    website. Details of the transfer and person/persons who will be responsible will be published when negotiations are completed.
  6. It was also unanimously agreed that yearly dues would be set at $10.00 per person per year ($20.00 for 2004 through 2006) and that a PAID receipt would be issued by the Treasurer.

    Please make your check payable to:
    IRISH SONG Reunion Association
    and mail it to: c/o: Joseph H. Allen
    6007 N. Greenvale Dr.
    Milton, WI 53563-9489
Treasurer’s Note:
"Shipmates, REMEMBER that dues keep this association afloat and if we don’t receive dues we'll have to "Abandon ship!". But also, if you are having a financial problem and you can't afford to pay your dues, please contact me and let me know. Our Association will carry you on the books until you can get back on your feet. One last point; please provide your phone number and current email address so we can keep our records up to date. Thank you; Joe".

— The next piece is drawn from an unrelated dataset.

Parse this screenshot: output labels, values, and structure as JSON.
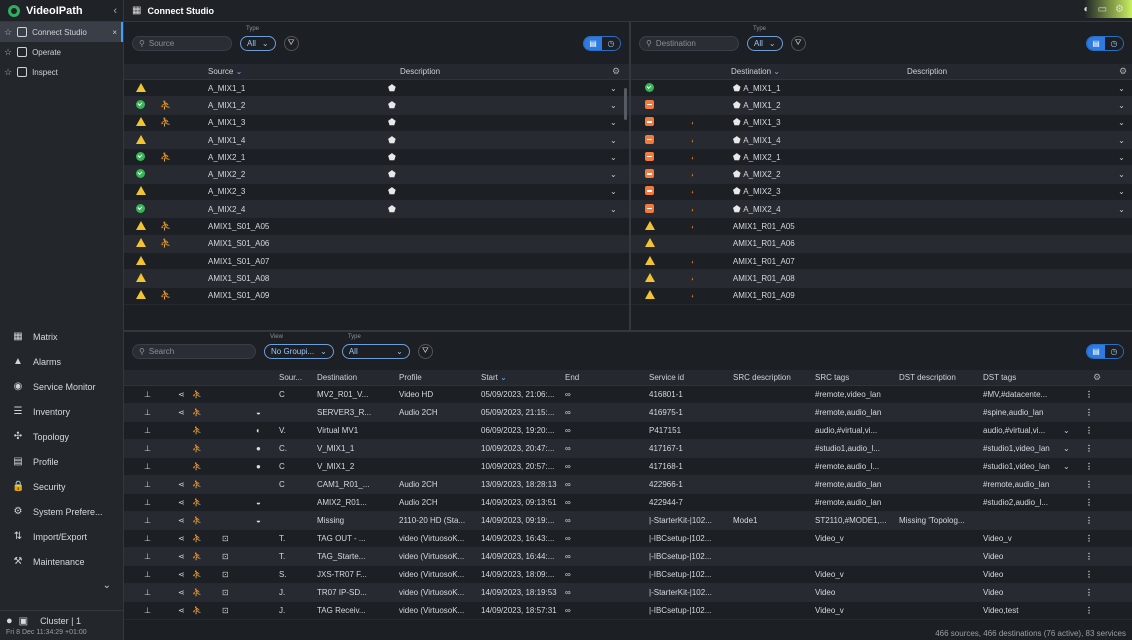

7. The following shipmates and guests attended the reunion banquet and ship’s meeting:
  • Andy Anderson
  • Aubry Sharp
  • Cdr. Robert L. Brown
  • Joe Allen and Wife: Bernie
  • Dwight Ledbetter and Wife: Linda
  • Tom Morrison
  • David "Yogi" Reynolds and Daughter: Kim
  • Mike Ponsack
  • Ron Kobeluch and Wife: Mary
  • Cdr. Paul Viscovich and Wife: Christine
  • Ed Boruff and Wife: Jerrie

Please take a few moments to keep our Crew's Roster up to date by printing out, completing the attached flyer and mailing/returning it to our Treasurer.

CREW'S ROSTER UPDATE :
" PLEASE PRINT INFORMATION "
Your First Name
Your Last Name
Spouse’s Name
Your Former Rank or Rate
Years you served on The O'Callahan:
Active Duty Dates : 19_____ through 19_____
Current Mailing Address:

StreetAddress
City , State Zip Code:
Home Phone Number : Area Code __Phone #__
Cell/Mobile Phone Number : Area Code___Phone #__

Current Email Address:
PLANKOWNER ? Yes / No ______________
Retired Military ? Yes / No ______________
Can we share your information with our other shipmates? Yes / NO_____
May You Have Fair Winds and Following Seas till we meet again;
YOUR TREASURE & VICE PRESIDENT : JOSEPH H. ALLEN
This is the first post for our blog. Anyone can respond to a post, but only selected members of the association will be able to make initial entries, add photos or video. All crew members are encouraged to offer material for posting through one of the blog team members. The intial set of posts on this blog contain material from association email in the past year. It is a good way to catch up on news of the association. Current news will be added after that! Our main website at www.ussocallahan.org remains the "go to" point for all other material or links to useful resources.